In July 2019, construction workers renovating a pond at a golf course in Tetney, England, stumbled onto a 4,000-year-old wooden coffin. Now, reports BBC News, the Bronze Age relic is set to go on display at the Collection Museum in Lincoln after undergoing extensive preservation work.
Per a statement from the University of Sheffield, the half-ton sarcophagus contained human remains, an ax and plants used as a bed for the deceased. Made from the hollowed-out trunk of an oak tree, it was buried beneath a gravel mound—a practice typically reserved for elite members of Bronze Age society.

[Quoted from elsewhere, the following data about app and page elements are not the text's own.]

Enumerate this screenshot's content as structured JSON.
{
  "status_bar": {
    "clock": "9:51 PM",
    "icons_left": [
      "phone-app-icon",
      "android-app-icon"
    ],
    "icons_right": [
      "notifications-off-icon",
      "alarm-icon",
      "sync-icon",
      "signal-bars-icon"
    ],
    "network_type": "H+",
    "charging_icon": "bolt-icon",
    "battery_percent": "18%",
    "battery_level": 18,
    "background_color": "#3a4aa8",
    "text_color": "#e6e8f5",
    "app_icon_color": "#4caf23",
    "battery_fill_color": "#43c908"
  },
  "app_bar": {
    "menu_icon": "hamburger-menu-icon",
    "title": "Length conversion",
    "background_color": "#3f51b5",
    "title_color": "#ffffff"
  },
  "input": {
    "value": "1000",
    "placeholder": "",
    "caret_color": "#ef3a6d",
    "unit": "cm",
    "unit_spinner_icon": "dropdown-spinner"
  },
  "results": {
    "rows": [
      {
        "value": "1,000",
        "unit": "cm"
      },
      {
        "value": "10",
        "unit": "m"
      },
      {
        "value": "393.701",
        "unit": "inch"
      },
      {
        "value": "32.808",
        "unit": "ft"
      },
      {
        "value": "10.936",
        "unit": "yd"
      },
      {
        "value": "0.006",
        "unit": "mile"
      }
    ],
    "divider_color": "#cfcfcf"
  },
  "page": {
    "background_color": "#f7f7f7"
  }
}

The coffin measures around ten feet long and three feet wide.
“It’s amazing how well-preserved the ax is with its handle still there like it was made yesterday,” Mark Casswell, owner of Tetney Golf Club, tells BBC News. “We’ll have a nice photograph of it up on the clubhouse wall, all those years that people have been living here working the land, it’s certainly something to think about while you’re playing your way round the course.”
Wooden objects like shipwrecks and coffins are prone to rapid deterioration upon their removal from water or soil and exposure to sunlight and air, notes Isaac Schultz for Gizmodo. Luckily, researchers from Sheffield were working nearby when the objects were discovered and offered to help with preservation efforts.

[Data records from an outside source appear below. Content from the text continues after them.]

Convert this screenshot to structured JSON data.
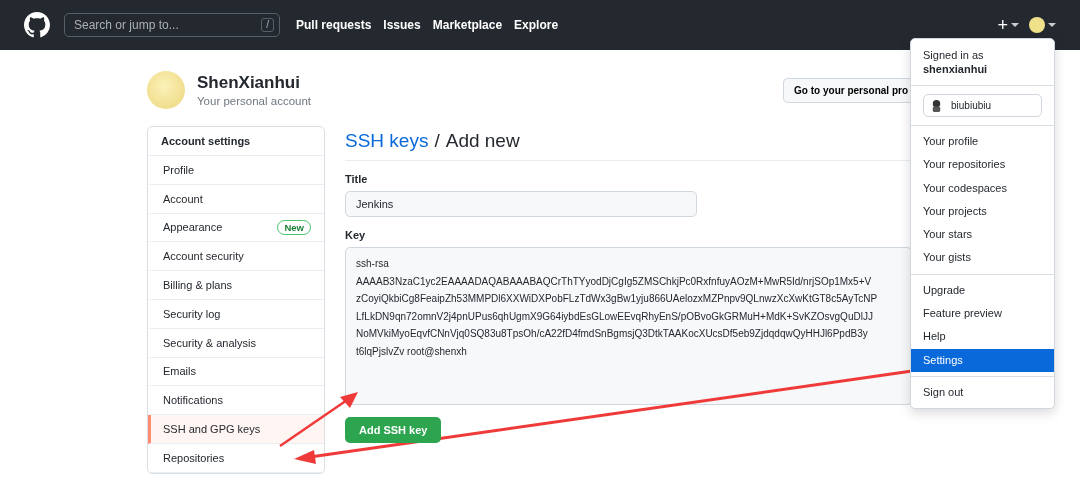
{
  "header": {
    "search": {
      "placeholder": "Search or jump to...",
      "shortcut": "/"
    },
    "nav": [
      "Pull requests",
      "Issues",
      "Marketplace",
      "Explore"
    ],
    "new_button": "+"
  },
  "account": {
    "name": "ShenXianhui",
    "subtitle": "Your personal account",
    "profile_button": "Go to your personal pro"
  },
  "sidebar": {
    "heading": "Account settings",
    "items": [
      {
        "label": "Profile",
        "selected": false
      },
      {
        "label": "Account",
        "selected": false
      },
      {
        "label": "Appearance",
        "selected": false,
        "badge": "New"
      },
      {
        "label": "Account security",
        "selected": false
      },
      {
        "label": "Billing & plans",
        "selected": false
      },
      {
        "label": "Security log",
        "selected": false
      },
      {
        "label": "Security & analysis",
        "selected": false
      },
      {
        "label": "Emails",
        "selected": false
      },
      {
        "label": "Notifications",
        "selected": false
      },
      {
        "label": "SSH and GPG keys",
        "selected": true
      },
      {
        "label": "Repositories",
        "selected": false
      }
    ]
  },
  "page": {
    "breadcrumb": "SSH keys",
    "separator": "/",
    "title": "Add new"
  },
  "form": {
    "title_label": "Title",
    "title_value": "Jenkins",
    "key_label": "Key",
    "key_lines": [
      "ssh-rsa",
      "AAAAB3NzaC1yc2EAAAADAQABAAABAQCrThTYyodDjCgIg5ZMSChkjPc0RxfnfuyAOzM+MwR5Id/nrjSOp1Mx5+V",
      "zCoyiQkbiCg8FeaipZh53MMPDl6XXWiDXPobFLzTdWx3gBw1yju866UAelozxMZPnpv9QLnwzXcXwKtGT8c5AyTcNP",
      "LfLkDN9qn72omnV2j4pnUPus6qhUgmX9G64iybdEsGLowEEvqRhyEnS/pOBvoGkGRMuH+MdK+SvKZOsvgQuDlJJ",
      "NoMVkiMyoEqvfCNnVjq0SQ83u8TpsOh/cA22fD4fmdSnBgmsjQ3DtkTAAKocXUcsDf5eb9ZjdqdqwQyHHJl6PpdB3y",
      "t6lqPjslvZv root@shenxh"
    ],
    "submit": "Add SSH key"
  },
  "menu": {
    "signed_in_as": "Signed in as",
    "username": "shenxianhui",
    "status": "biubiubiu",
    "groups": [
      [
        {
          "label": "Your profile",
          "selected": false
        },
        {
          "label": "Your repositories",
          "selected": false
        },
        {
          "label": "Your codespaces",
          "selected": false
        },
        {
          "label": "Your projects",
          "selected": false
        },
        {
          "label": "Your stars",
          "selected": false
        },
        {
          "label": "Your gists",
          "selected": false
        }
      ],
      [
        {
          "label": "Upgrade",
          "selected": false
        },
        {
          "label": "Feature preview",
          "selected": false
        },
        {
          "label": "Help",
          "selected": false
        },
        {
          "label": "Settings",
          "selected": true
        }
      ],
      [
        {
          "label": "Sign out",
          "selected": false
        }
      ]
    ]
  }
}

While the Tetney coffin is a massive tree trunk, it contained this exquisite axe, the head is only 8cm long. The wooden haft is perfectly preserved & one of only a handful to survive in Britain.
Hard to believe it’s 4000yrs old…
(original photos courtesy of Charlotte Graham) pic.twitter.com/n48WhmeMXT
— Hugh Willmott #SaveSheffieldArchaeology (@Hugh_Willmott) September 10, 2021
“[W]hen the burial was found, myself and a team of staff and students … were working on a nearby research and training excavation,” says archaeologist Hugh Wilmott in the statement. “This was a brilliant learning experience for our students to see what can be achieved at short notice and I’m so pleased we were able to help.”
To prevent the ax from deteriorating, archaeologist Adam Daubney placed the artifact in a bag filled with groundwater, as he recounts on Twitter. The coffin, meanwhile, was kept in cold storage for a year before being moved to York Archaeological Trust (YAT), where conservators began the arduous process of restoring it. To aid these efforts, Historic England awarded the project almost £70,000 (around $96,000).
A major highlight of the find was the ax, which has a “perfectly preserved” wooden handle and a stone head, as Willmott writes on Twitter. The Guardian’s Mark Brown notes that the ax is one of just 12 of its kind ever found in Britain; the researchers suspect that the artifact was a marker of authority rather than an everyday tool.
The sarcophagus itself is also incredibly rare. Researchers have only uncovered about 65 early Bronze Age log coffins in Britain to date, writes Ellis Karran for the Lincolnite.
The final element of the burial—the plant bedding—proved “most exciting” to Willmott, he notes on Twitter. Made up of moss, yew or juniper, hazelnuts, and leaf buds, the selection of organic material suggests the deceased was interred in late spring. Speaking with Gizmodo, Willmott adds that the hazelnuts could have been a food offering, while the moss may have functioned as a bed for the coffin’s occupant.
“The man buried at Tetney lived in a very different world to ours,” says Tim Allen, a Sheffield-based archaeologist for Historic England, in a separate YAT statement, “but like ours, it was a changing environment, rising sea levels and coastal flooding ultimately covered his grave and burial mound in a deep layer of silt that aided its preservation.”